I put on ‘Step Right Up’ from ‘Small Change’ and I laugh. To this day, there are lines in that song which prompt real guffaws – partly down to the words, partly the delivery. It’s just magnificent. The fact that it follows the completely different and yet similarly excellent ‘Tom Traubert’s Blues’ only serves to highlight what an embarrassment of riches that and a number of Waits’ album can be. Similarly, ‘Nighthawks At The Diner’ is another of his records which I find greatly entertaining, with bar-stool Tom in full flow.
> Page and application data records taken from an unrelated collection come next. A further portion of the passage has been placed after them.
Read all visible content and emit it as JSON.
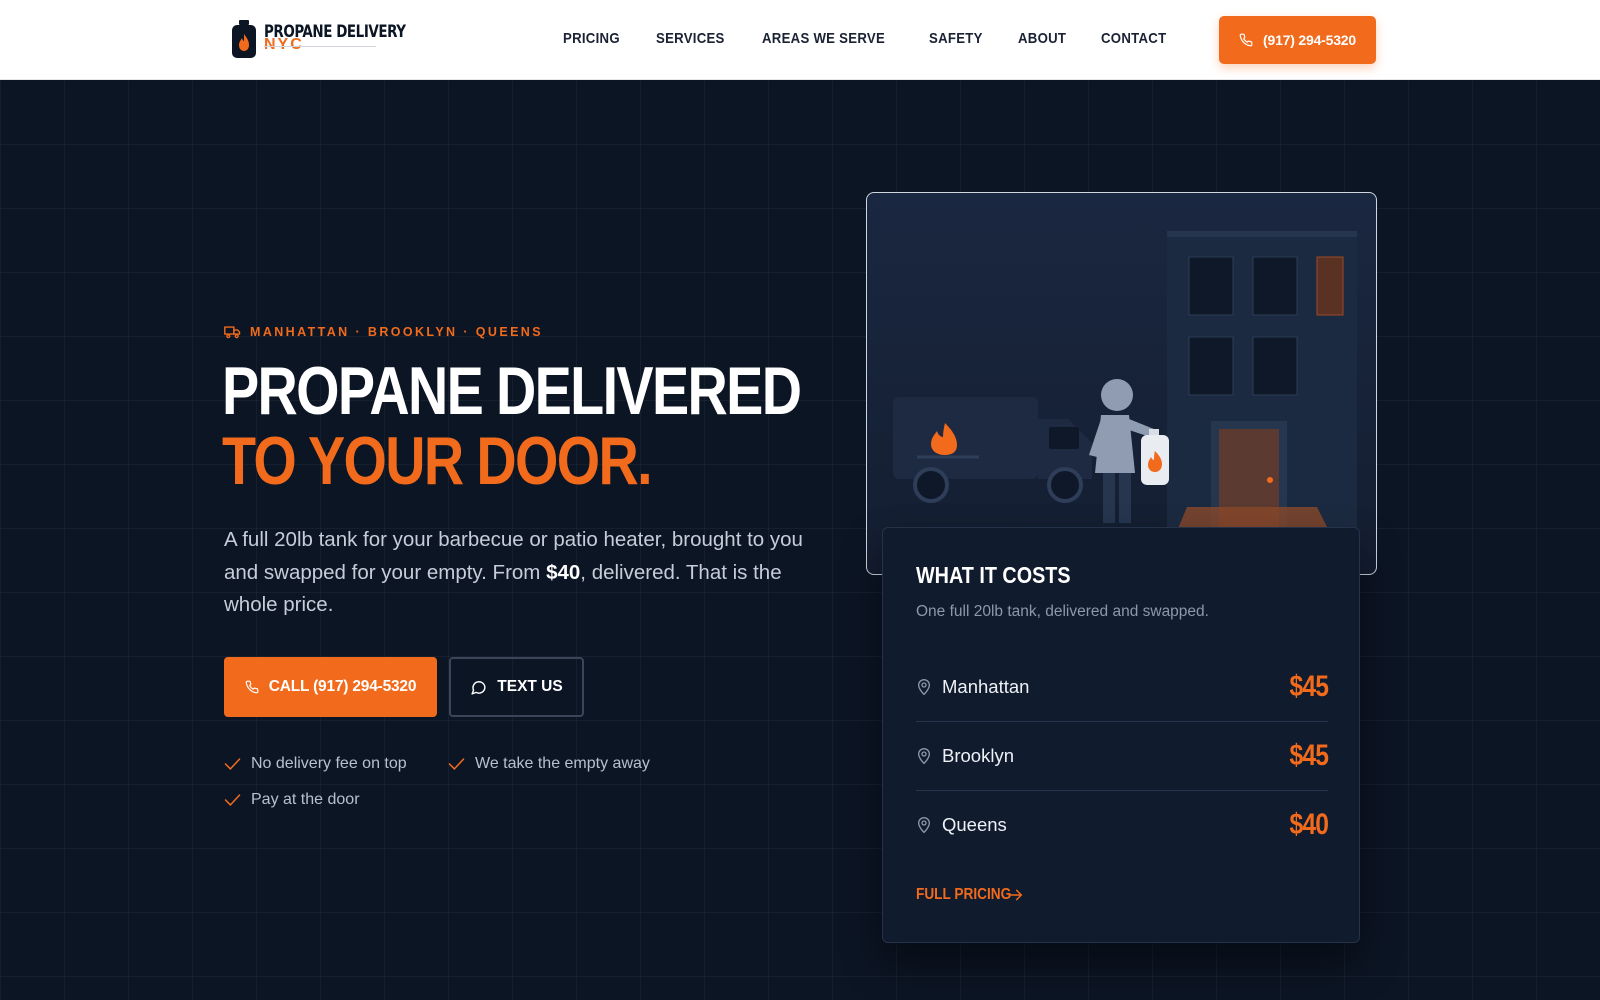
{
  "brand": {
    "name_line1": "PROPANE DELIVERY",
    "name_line2": "NYC",
    "accent": "#f26a1b",
    "dark": "#0c1524"
  },
  "nav": {
    "items": [
      {
        "label": "PRICING"
      },
      {
        "label": "SERVICES"
      },
      {
        "label": "AREAS WE SERVE"
      },
      {
        "label": "SAFETY"
      },
      {
        "label": "ABOUT"
      },
      {
        "label": "CONTACT"
      }
    ],
    "cta_phone": "(917) 294-5320",
    "cta_icon": "phone-icon"
  },
  "hero": {
    "eyebrow": "MANHATTAN · BROOKLYN · QUEENS",
    "eyebrow_icon": "truck-icon",
    "headline_line1": "PROPANE DELIVERED",
    "headline_line2": "TO YOUR DOOR.",
    "lead_before": "A full 20lb tank for your barbecue or patio heater, brought to you and swapped for your empty. From ",
    "lead_price": "$40",
    "lead_after": ", delivered. That is the whole price.",
    "call_label": "CALL (917) 294-5320",
    "text_label": "TEXT US",
    "perks": [
      "No delivery fee on top",
      "We take the empty away",
      "Pay at the door"
    ]
  },
  "pricing_card": {
    "title": "WHAT IT COSTS",
    "subtitle": "One full 20lb tank, delivered and swapped.",
    "rows": [
      {
        "area": "Manhattan",
        "price": "$45"
      },
      {
        "area": "Brooklyn",
        "price": "$45"
      },
      {
        "area": "Queens",
        "price": "$40"
      }
    ],
    "link_label": "FULL PRICING"
  }
}
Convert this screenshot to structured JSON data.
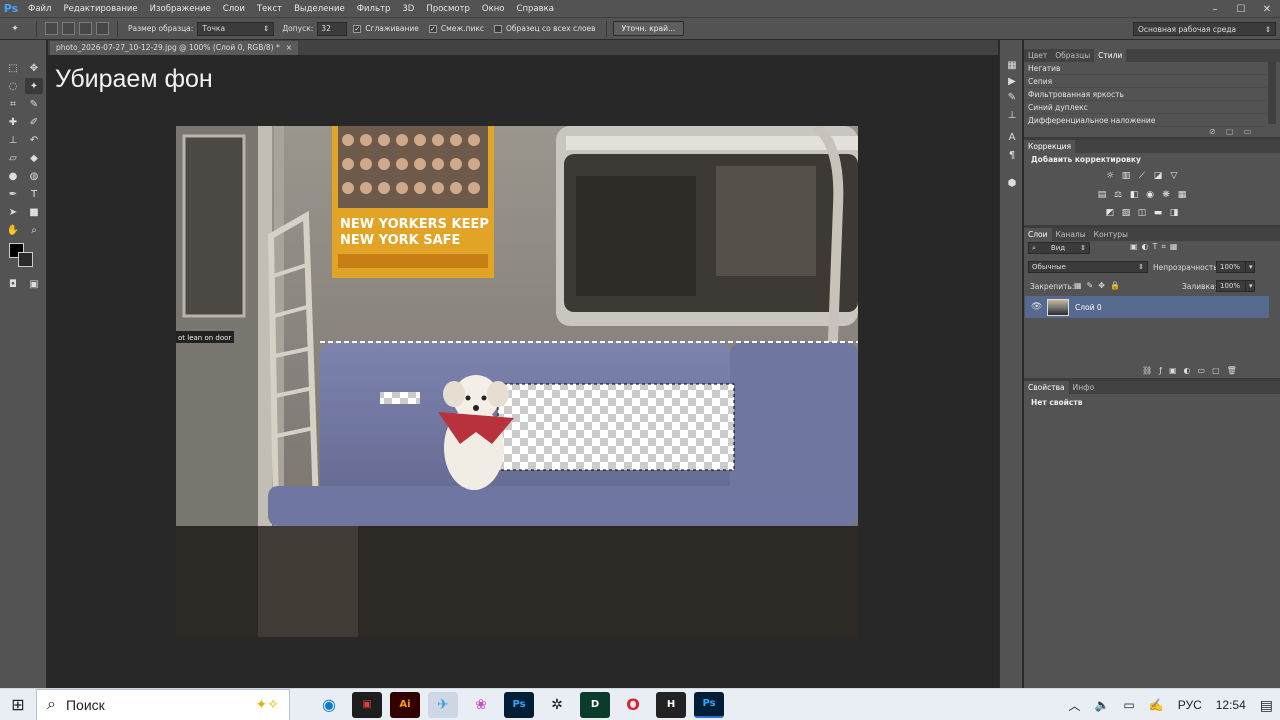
{
  "app": {
    "logo": "Ps"
  },
  "menu": [
    "Файл",
    "Редактирование",
    "Изображение",
    "Слои",
    "Текст",
    "Выделение",
    "Фильтр",
    "3D",
    "Просмотр",
    "Окно",
    "Справка"
  ],
  "window_controls": {
    "minimize": "–",
    "maximize": "☐",
    "close": "✕"
  },
  "options": {
    "sample_size_label": "Размер образца:",
    "sample_size_value": "Точка",
    "tolerance_label": "Допуск:",
    "tolerance_value": "32",
    "antialias_label": "Сглаживание",
    "contiguous_label": "Смеж.пикс",
    "all_layers_label": "Образец со всех слоев",
    "refine_edge_label": "Уточн. край...",
    "workspace": "Основная рабочая среда"
  },
  "document": {
    "tab_title": "photo_2026-07-27_10-12-29.jpg @ 100% (Слой 0, RGB/8) *",
    "tab_close": "×",
    "canvas_title": "Убираем фон"
  },
  "styles_panel": {
    "tabs": [
      "Цвет",
      "Образцы",
      "Стили"
    ],
    "active_tab": "Стили",
    "items": [
      "Негатив",
      "Сепия",
      "Фильтрованная яркость",
      "Синий дуплекс",
      "Дифференциальное наложение"
    ]
  },
  "correction_panel": {
    "tab": "Коррекция",
    "heading": "Добавить корректировку"
  },
  "layers_panel": {
    "tabs": [
      "Слои",
      "Каналы",
      "Контуры"
    ],
    "active_tab": "Слои",
    "filter": "Вид",
    "blend_mode": "Обычные",
    "opacity_label": "Непрозрачность:",
    "opacity_value": "100%",
    "lock_label": "Закрепить:",
    "fill_label": "Заливка:",
    "fill_value": "100%",
    "layer_name": "Слой 0"
  },
  "properties_panel": {
    "tabs": [
      "Свойства",
      "Инфо"
    ],
    "active_tab": "Свойства",
    "empty_text": "Нет свойств"
  },
  "taskbar": {
    "search_placeholder": "Поиск",
    "apps": [
      "Ai",
      "Ps",
      "H",
      "Ps"
    ],
    "language": "РУС",
    "time": "12:54"
  },
  "colors": {
    "accent": "#56698f",
    "panel": "#535353",
    "canvas": "#282828"
  }
}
Sure, it’s a slightly well-oiled character, and one which he has made not inconsiderable use of over his career to date, but it’s undeniably delightful.
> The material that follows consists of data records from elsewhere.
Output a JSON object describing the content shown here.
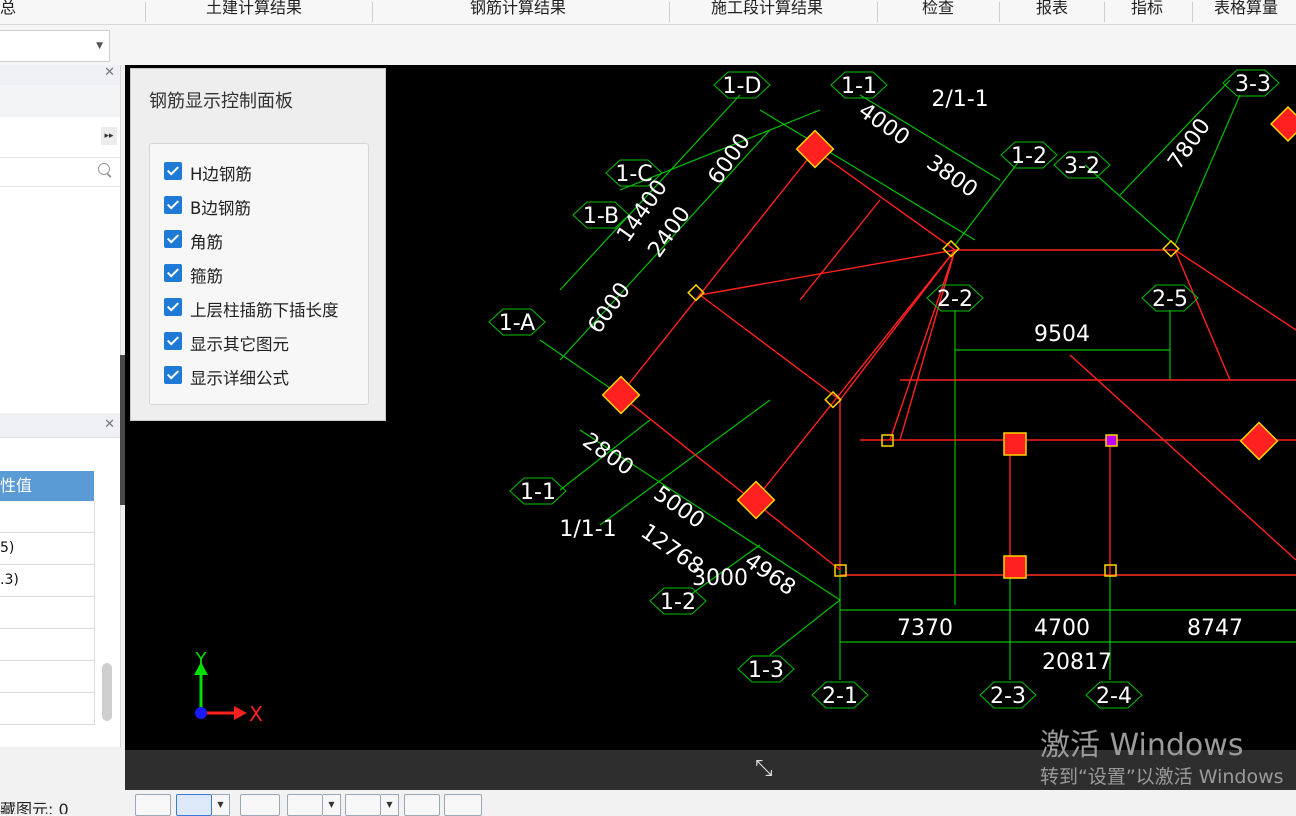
{
  "menu": [
    "总",
    "土建计算结果",
    "钢筋计算结果",
    "施工段计算结果",
    "检查",
    "报表",
    "指标",
    "表格算量"
  ],
  "left_panel": {
    "prop_header": "性值",
    "prop_rows": [
      "",
      "5)",
      ".3)",
      "",
      "",
      "",
      ""
    ]
  },
  "rebar_panel": {
    "title": "钢筋显示控制面板",
    "options": [
      {
        "label": "H边钢筋",
        "checked": true
      },
      {
        "label": "B边钢筋",
        "checked": true
      },
      {
        "label": "角筋",
        "checked": true
      },
      {
        "label": "箍筋",
        "checked": true
      },
      {
        "label": "上层柱插筋下插长度",
        "checked": true
      },
      {
        "label": "显示其它图元",
        "checked": true
      },
      {
        "label": "显示详细公式",
        "checked": true
      }
    ]
  },
  "axis_labels": {
    "a1D": "1-D",
    "a11": "1-1",
    "a211": "2/1-1",
    "a12": "1-2",
    "a32": "3-2",
    "a33": "3-3",
    "a1C": "1-C",
    "a1B": "1-B",
    "a1A": "1-A",
    "a22": "2-2",
    "a25": "2-5",
    "a11b": "1-1",
    "a111": "1/1-1",
    "a12b": "1-2",
    "a13": "1-3",
    "a21": "2-1",
    "a23": "2-3",
    "a24": "2-4"
  },
  "dimensions": {
    "d4000": "4000",
    "d3800": "3800",
    "d6000a": "6000",
    "d14400": "14400",
    "d2400": "2400",
    "d6000b": "6000",
    "d7800": "7800",
    "d9504": "9504",
    "d2800": "2800",
    "d5000": "5000",
    "d12768": "12768",
    "d3000": "3000",
    "d4968": "4968",
    "d7370": "7370",
    "d4700": "4700",
    "d8747": "8747",
    "d20817": "20817"
  },
  "coord_axes": {
    "y": "Y",
    "x": "X"
  },
  "status": {
    "watermark_title": "激活 Windows",
    "watermark_sub": "转到“设置”以激活 Windows",
    "hidden_count": "藏图元: 0"
  },
  "colors": {
    "grid_line": "#00c000",
    "beam_line": "#ff2020",
    "axis_bubble_text": "#ffffff",
    "column_fill": "#ff2020",
    "column_border": "#ffd400",
    "checkbox": "#1f7ad6",
    "selected_column": "#c000ff"
  }
}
His entire catalogue resides in this house, so I’m not an Asylum years loyalist or anything like that, and ‘Swordfishtrombones’ followed by ‘Rain Dogs’ is an obscenely creative succession of releases. Indeed, ‘Orphans’ is a glorious, career-crossing roll around in the work of Waits and gives a pretty accurate sense of the different voices of this remarkable artist. But things have been a little tough in the last couple of decades, with the sonic experimentation and barking foregrounded a little, culminating in 2004’s ‘Real Gone’, which confused some fans with its wilfully cold sound. However, with a culmination and the clearing of the decks via the aforementioned ‘Orphans’, we find ourselves on the receiving end of ‘Bad As Me’. And it’s great.
Clocking in just shy of forty-five minutes and featuring Waits in fabulous voice, this is a remarkably strong, straight-forward set of songs (hey, it’s all relative) from one of music’s true pioneers. ‘Raised Right Men’ has a gothic sprawl to it, with him sounding sharp and sprightly, but then ‘Pay Me’ comes on like a gentle, accordian-backed ballad, opening with the line “they pay me not to come home.” He sounds world-weary and exhausted – it’s beautiful, and a good demonstration of how this album curiously evokes a sense of those old Asylum records.
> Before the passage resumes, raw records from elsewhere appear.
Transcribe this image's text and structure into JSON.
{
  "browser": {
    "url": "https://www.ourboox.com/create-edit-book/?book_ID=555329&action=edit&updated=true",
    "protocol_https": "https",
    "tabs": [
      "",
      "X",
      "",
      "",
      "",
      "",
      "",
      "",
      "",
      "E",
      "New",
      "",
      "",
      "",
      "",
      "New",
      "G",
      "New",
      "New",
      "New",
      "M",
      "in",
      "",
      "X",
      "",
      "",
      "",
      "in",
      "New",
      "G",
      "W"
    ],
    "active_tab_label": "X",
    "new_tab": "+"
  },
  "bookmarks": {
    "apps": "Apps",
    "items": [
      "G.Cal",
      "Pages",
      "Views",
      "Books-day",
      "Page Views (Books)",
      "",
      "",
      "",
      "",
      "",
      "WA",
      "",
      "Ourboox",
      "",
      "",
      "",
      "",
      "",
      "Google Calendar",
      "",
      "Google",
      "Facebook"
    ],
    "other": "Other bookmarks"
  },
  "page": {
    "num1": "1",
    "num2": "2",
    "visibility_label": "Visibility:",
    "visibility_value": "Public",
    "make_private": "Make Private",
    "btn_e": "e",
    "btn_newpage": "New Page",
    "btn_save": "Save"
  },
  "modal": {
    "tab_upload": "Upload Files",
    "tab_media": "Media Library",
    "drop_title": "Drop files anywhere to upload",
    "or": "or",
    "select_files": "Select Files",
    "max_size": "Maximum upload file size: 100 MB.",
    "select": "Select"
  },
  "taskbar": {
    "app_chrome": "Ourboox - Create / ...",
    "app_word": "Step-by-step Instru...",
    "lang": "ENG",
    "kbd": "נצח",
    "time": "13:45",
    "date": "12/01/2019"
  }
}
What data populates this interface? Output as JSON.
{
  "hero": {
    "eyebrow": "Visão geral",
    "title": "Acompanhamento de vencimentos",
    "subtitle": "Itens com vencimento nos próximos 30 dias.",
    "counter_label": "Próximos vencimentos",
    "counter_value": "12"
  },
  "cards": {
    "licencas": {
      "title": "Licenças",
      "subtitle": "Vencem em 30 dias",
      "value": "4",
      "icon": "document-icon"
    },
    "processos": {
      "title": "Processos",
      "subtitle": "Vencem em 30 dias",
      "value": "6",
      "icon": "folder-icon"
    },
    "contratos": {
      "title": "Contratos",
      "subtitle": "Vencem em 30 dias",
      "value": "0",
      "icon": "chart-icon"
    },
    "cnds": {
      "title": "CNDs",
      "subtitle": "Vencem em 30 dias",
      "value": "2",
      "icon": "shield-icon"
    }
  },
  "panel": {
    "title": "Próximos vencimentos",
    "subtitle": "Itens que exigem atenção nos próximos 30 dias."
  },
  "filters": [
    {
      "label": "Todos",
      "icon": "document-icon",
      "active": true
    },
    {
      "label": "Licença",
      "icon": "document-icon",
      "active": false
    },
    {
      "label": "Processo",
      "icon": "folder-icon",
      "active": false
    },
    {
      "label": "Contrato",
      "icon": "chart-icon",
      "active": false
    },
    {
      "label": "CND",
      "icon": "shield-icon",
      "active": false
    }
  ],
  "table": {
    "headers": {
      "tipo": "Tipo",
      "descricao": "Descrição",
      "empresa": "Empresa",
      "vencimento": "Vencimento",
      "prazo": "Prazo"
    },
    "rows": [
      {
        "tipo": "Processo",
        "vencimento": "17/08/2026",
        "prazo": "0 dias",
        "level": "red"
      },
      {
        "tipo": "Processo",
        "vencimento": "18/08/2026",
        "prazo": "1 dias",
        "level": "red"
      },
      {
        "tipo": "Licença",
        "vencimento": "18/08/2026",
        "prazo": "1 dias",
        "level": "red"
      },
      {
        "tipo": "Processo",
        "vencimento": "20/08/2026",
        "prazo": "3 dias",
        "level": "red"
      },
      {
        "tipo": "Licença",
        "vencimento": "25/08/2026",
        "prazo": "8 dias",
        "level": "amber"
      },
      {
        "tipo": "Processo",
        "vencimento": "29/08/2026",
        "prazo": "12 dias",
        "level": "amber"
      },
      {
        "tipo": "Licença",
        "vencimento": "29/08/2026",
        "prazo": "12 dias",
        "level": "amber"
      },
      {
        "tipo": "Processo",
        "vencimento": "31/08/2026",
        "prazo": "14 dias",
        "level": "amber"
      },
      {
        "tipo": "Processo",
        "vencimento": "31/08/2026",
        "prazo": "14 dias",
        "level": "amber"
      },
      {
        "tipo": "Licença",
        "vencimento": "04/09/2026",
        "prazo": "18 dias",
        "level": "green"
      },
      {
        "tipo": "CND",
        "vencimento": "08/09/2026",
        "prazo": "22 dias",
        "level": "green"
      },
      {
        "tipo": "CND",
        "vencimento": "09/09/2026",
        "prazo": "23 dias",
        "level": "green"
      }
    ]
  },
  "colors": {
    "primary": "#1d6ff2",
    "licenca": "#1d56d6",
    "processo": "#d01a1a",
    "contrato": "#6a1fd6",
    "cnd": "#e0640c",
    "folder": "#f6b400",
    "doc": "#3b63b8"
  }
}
Obviously, the wilful erosion of the sound in his songs is a more recent trait and that’s nowhere more obvious than on the twitching, gnarled title track which sounds squashed, repressed and desperate to get out. As the start to the second half of the album it’s very well placed and it works far better in context than it did as a teaser for an album for which it is very much not representative. It’s followed by another minimalistic ballad, ‘Kiss Me’, which has a warmth that’s not been a regular facet of his work for a little while now.
And so, as if to bring things full circle, just as ‘Tom Traubert’s Blues’ opens ‘Small Change’ with a neat segue into ‘Waltzing Matilda’, ‘New Year’s Eve’ closes ‘Bad As Me’ with an oddly heartening rendering of ‘Auld Lang Syne’. It’s an end I wasn’t expecting to an album I wasn’t expecting from Tom Waits. This isn’t a curio for fans, or ‘another one’ for the pile of Waits albums. This is an incredibly strong set of songs which stands pretty tall amongst a year’s worth of excellent records.